Throughout the tour, the ALLARM team had the opportunity to talk to Tim Wagner about his motivations behind starting his own goat farm and his personal business goals. Farmer Wagner is a military retiree and says he decided to open a farm because he loves producing his own products and engaging with the local community. Farmer Wagner has owned a section of Wayward Farm for five years now and has been experimenting with different ideas. One of his most recent projects includes selling honey from bees he keeps on the farm. In the future, he hopes to sell goat soap and artisan goat cheese with chocolates and strawberries.
The first component of the buffer program is livestock fencing. As we toured the farm, we noticed that the farm is located on top of a hill, making it a prime location for runoff into the two streams that run through the farm. A great method for preventing stream pollution from livestock, in this case goats, is to keep the animals away from the streams through the use of fencing. With support from the CBF, Wagner installed a pen to confine his goats to the top of the hill, away from the two streams. The obvious complication with this is that keeping livestock away from streams removes their primary drinking source. To resolve this issue, Farmer Wagner installed a self-watering mechanism that allowed the goats to push their noses against a wood panel in order to temporarily fill a bucket with water. Wagner found that, in addition to keeping the goats from entering and disturbing the streams, this mechanism conserves water.
This fall Farmer Wagner will work with CBF to do riparian buffer planting to limit runoff and stabilize the banks. In deciding which species should be grown in the buffer, Farmer Wagner and Restoration Specialist Hoke have examined the farm’s surrounding environment with the goal of planting native species and pollinators. One challenge they have been presented with has been determining ways to work around the underground gas pipeline that runs through the farm. So far, they have planted Sorghum, native vegetation that soaks up runoff water, and plan to plant Black Locust and Honey Locust, which have shallow root systems and therefore will not interfere with the pipeline. They have also planted trees with the goal of attracting honeybees.
During our visit, Wagner made the point that, despite the rise in organic farming, there is, “No way to be organic without grants and subsidies.” This emphasizes one of the major economic challenges small-scale farmers like Wagner face in enforcing the best management practices while also trying to make a living. Fortunately, there are programs, such as the Clean and Green tax incentive program, which provide tax breaks to landowners who commit to using their land (that must be 10+ acres) for farm use. This program, along with the Buffer Bonus program, are not enough to provide every farmer with means to be sustainable, but they are certainly a start.

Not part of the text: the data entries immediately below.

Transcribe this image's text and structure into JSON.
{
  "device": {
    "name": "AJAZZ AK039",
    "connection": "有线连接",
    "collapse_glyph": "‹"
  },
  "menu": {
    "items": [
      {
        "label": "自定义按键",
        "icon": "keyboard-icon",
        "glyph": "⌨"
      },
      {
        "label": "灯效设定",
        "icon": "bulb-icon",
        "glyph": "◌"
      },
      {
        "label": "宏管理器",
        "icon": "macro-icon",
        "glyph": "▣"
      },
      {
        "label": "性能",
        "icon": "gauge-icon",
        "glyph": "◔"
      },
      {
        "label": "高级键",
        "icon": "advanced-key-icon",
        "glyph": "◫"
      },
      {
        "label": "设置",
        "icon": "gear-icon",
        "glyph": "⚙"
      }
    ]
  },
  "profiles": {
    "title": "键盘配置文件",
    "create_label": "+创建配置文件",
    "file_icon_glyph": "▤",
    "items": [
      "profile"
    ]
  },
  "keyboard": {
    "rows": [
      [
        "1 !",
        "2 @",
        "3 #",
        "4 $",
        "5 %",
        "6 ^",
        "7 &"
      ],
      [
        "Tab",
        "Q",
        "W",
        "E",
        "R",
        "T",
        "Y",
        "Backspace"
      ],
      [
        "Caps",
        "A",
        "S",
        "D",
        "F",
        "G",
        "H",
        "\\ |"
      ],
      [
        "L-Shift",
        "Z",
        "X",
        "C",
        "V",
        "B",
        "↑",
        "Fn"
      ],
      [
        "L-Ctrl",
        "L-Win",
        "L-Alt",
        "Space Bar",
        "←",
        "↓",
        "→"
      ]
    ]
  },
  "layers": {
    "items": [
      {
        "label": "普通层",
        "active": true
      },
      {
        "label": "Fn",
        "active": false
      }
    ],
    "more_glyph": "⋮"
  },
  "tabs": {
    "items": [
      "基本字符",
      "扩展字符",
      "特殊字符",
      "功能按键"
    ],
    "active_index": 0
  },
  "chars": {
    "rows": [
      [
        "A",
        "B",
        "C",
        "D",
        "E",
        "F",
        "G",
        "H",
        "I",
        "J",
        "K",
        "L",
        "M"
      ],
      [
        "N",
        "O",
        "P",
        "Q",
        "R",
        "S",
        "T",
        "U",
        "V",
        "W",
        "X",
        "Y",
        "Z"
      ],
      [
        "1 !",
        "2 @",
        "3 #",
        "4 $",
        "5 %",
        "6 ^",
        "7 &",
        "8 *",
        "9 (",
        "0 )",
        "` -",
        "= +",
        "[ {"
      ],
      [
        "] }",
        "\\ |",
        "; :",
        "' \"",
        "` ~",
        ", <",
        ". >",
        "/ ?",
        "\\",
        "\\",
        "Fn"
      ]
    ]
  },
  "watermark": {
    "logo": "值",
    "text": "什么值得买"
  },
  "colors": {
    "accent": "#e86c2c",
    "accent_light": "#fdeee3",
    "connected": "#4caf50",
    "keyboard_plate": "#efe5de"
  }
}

Overall, the implementation of BMPs through CBF’s Buffer Bonus Program seeks to ensure that Wagner’s goats stay healthy while also promoting local water quality. Restoration Specialist Kristen Hoke hopes that the success of Wayward Goats Farm will encourage neighboring farmers to adopt similar practices.